February 28, 2002 12:40 PM PST
When a city's cost is bad for business
San Francisco is the most expensive North American city for a high-tech company do to business, with an estimated average cost of $43 million a year, according to The Boyd Company, a consulting firm that advises major companies on location planning. For example, a company relocating to Baltimore from San Francisco would see a savings of about 21 percent, according to the study's figures.
And as if that's not incentive enough for companies to relocate, an increase in government spending on defense, centered in the metro Washington, D.C., area, and the lure of cheaper operating costs north of the U.S. border, are about to siphon more business out of Northern California.

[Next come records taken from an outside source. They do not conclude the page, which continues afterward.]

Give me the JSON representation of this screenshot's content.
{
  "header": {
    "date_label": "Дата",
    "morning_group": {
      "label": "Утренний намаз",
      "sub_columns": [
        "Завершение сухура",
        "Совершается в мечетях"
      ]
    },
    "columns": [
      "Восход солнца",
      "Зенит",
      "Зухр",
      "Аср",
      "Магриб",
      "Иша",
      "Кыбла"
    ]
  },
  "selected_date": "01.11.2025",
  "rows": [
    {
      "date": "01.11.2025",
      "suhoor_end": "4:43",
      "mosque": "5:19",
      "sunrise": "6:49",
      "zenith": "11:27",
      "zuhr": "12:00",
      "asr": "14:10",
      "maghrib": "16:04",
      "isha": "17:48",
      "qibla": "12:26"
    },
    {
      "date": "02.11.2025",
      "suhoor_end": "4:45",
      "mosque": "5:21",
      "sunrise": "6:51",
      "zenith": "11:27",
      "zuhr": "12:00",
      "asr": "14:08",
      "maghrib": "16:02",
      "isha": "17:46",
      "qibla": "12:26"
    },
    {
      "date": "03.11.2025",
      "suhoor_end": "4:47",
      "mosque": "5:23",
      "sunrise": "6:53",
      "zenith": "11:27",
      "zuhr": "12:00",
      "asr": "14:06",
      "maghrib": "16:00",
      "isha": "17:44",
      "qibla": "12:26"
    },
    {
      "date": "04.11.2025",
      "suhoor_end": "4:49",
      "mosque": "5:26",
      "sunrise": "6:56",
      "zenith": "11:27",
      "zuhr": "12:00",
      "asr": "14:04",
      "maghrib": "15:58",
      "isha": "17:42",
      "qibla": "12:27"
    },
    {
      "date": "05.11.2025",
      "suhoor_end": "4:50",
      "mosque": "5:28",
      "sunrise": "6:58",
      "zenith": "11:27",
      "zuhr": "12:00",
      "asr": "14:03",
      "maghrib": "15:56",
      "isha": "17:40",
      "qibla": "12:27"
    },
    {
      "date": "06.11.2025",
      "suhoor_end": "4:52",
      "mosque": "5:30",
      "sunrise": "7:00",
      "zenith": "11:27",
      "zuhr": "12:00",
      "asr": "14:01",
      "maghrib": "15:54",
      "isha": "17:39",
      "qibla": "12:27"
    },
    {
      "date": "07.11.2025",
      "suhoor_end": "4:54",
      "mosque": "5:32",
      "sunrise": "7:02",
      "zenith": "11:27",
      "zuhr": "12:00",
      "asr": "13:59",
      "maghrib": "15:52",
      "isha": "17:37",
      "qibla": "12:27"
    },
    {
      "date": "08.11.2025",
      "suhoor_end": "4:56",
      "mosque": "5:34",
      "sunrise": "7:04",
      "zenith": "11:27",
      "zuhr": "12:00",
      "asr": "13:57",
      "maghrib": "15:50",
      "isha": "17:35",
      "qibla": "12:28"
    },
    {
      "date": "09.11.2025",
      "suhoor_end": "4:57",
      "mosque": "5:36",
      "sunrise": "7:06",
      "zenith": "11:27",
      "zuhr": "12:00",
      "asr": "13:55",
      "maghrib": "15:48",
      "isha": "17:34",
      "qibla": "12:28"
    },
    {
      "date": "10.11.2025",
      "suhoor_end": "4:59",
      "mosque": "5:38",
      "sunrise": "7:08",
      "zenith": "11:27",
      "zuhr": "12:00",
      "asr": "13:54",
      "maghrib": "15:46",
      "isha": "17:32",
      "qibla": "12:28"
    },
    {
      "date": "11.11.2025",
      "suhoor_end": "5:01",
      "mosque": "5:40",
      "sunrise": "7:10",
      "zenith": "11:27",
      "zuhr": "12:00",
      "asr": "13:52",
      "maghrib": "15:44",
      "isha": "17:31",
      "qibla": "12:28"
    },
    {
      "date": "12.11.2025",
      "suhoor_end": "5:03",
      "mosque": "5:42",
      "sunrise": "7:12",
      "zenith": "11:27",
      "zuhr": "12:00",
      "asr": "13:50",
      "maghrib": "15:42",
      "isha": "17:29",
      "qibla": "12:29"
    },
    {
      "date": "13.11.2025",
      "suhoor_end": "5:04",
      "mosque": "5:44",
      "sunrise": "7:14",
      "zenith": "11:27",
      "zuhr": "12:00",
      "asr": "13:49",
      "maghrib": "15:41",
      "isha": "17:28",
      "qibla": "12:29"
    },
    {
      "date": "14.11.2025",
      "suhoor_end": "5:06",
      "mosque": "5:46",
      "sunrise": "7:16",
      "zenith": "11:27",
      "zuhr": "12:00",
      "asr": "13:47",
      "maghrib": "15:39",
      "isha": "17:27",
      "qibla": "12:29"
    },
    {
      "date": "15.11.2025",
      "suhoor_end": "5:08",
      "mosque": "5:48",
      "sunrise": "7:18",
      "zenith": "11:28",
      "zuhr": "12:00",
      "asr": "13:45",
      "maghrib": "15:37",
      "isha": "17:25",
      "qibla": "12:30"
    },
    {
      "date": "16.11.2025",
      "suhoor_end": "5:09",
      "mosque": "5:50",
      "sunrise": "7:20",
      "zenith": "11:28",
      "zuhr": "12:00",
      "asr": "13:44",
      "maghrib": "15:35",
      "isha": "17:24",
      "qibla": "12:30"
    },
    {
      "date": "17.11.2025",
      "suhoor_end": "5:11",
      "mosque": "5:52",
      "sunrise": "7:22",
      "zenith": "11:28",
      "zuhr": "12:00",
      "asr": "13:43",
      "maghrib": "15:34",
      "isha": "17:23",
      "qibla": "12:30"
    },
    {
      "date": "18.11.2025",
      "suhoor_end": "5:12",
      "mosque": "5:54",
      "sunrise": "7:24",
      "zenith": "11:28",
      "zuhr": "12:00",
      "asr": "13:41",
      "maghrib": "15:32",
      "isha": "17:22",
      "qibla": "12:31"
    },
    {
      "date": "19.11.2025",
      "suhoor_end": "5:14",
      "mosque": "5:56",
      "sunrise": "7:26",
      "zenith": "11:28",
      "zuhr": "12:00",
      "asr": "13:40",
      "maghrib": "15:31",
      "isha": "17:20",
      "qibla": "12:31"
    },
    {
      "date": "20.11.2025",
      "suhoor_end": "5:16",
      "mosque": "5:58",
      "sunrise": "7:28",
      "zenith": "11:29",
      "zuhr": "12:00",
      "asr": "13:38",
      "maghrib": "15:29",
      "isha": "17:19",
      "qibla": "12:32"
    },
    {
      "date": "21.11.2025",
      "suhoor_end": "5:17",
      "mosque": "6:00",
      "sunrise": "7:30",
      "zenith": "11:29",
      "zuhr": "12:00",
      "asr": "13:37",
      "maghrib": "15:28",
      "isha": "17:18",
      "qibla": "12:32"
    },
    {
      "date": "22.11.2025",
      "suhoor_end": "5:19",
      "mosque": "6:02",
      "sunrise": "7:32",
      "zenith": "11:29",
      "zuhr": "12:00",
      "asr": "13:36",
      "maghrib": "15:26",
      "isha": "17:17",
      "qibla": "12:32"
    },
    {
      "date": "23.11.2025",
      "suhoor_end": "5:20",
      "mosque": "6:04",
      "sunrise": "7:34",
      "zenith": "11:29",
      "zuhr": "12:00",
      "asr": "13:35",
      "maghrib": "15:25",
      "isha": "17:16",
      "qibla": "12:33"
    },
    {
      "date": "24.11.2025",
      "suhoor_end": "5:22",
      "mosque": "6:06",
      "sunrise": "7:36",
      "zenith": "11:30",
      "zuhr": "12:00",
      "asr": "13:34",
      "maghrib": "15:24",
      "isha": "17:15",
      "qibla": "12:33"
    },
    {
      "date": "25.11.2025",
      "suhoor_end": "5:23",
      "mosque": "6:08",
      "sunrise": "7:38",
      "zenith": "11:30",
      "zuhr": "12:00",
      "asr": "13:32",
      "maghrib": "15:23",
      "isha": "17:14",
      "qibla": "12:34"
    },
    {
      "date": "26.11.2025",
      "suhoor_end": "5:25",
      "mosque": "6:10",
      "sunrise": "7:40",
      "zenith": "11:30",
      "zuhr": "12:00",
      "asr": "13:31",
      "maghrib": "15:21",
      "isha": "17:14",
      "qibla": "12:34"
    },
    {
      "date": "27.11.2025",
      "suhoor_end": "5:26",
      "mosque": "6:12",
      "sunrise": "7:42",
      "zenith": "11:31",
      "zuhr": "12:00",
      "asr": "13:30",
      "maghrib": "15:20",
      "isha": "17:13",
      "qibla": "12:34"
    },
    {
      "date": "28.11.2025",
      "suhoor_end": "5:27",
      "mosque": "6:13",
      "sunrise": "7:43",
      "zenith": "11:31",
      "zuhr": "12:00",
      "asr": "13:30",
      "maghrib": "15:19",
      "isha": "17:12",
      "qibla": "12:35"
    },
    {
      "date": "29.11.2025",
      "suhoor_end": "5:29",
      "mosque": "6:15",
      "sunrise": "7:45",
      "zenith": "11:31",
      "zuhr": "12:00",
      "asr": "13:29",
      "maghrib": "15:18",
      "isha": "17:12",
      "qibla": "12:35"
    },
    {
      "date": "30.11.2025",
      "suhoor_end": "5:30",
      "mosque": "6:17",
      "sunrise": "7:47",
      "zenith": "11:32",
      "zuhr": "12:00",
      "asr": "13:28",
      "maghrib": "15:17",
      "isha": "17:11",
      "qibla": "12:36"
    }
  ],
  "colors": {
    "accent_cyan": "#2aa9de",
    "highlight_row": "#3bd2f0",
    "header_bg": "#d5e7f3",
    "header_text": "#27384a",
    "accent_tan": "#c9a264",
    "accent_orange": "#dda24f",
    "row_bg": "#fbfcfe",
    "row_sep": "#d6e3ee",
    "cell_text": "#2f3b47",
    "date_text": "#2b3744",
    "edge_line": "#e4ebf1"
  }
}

"I have never seen a decline so rapid," said John H. Boyd, talking about the conditions that precipitated the study.
The numbers for the study were based on the average cost of operating a 500-employee facility.
Boyd, who has done location planning for 27 years as president of The Boyd Company, said he has watched with amazement as the unemployment rate in San Francisco has risen from 1.7 percent in January 2001 to 7.5 percent in January 2002. That figure doesn't compare favorably with the national average of 5.6 percent in January, Boyd said.
Things may get worse, he said, as companies head east and north, following the two biggest money trails of the post-Sept. 11 economy.
Venture capitalists "are saying, 'Show me the money,' and companies are concluding they have to be competitive on a global scale," Boyd said. In an economy where it is close to impossible to cut costs, cost reductions have a new importance, and site selection has become more critical.
"Canada is emerging as an alternative location for U.S. high-tech investments in the recessionary economy," Boyd said, citing a lower exchange rate, the elimination of tariffs under NAFTA (North American Free Trade Agreement) and the absence of corporate health care costs in a country with a national health care system. Several companies have already caught on to the trend: Mountain View, Calif.-based Intuit and Houston-based Compaq have both listed their Calgary, Alberta, facilities as among their most profitable, Boyd said.
"Many companies in the (San Francisco) Bay Area are also looking to Washington because of the vast government spending for the war on terrorism," Boyd said. John Hopkins University, which has locations throughout the Baltimore-Washington area, "is the center for bio-terrorism research, and the NSA (National Security Agency) is becoming the catalyst for billions and billions of dollars in electronic surveillance and Internet security spending by the federal government," he added.
"It's like Silicon Valley is returning to its roots; it was founded in the defense industry in the 60s," Boyd said.
Of the individual cities being considered, Baltimore; Vancouver, British Columbia; and Calgary are considered some of the most attractive. Baltimore was the cheapest U.S. location included in the study, at $34.4 million a year. Vancouver was the highest-priced Canadian city, at $35 million, and Calgary was the lowest, at $27.7 million.
Gartner analyst Michael Bell says the flight of high-tech companies from San Francisco to less expensive cities shows that the 2001 "tech wreck" is not yet finished wreaking havoc on the industry.
Santa Clara County, Calif., which includes San Jose, Calif., and most of Silicon Valley, came in second to San Francisco with costs of $41.7 million. New York was next, at $40.9 million and then Boston, at $39 million.
Of course, not every city in North America was considered. The study takes factors such as pre-existing technology centers, ease of travel, and other nuances into consideration. The Boyd Company has spent the last nine months doing everything from number crunching to interviewing mayors to come up with the survey cities, which are likely to become targets for expansion or relocation by the consulting firm's clients.
Though Boyd would not disclose which companies are considering relocation, he listed Compaq Computer, Chase Manhattan Bank, Pitney Bowes and Time Inc. as clients.
"These cities included in the study were not chosen at random; you will see them on the short lists of corporate-site seekers over the next 12 months," he said.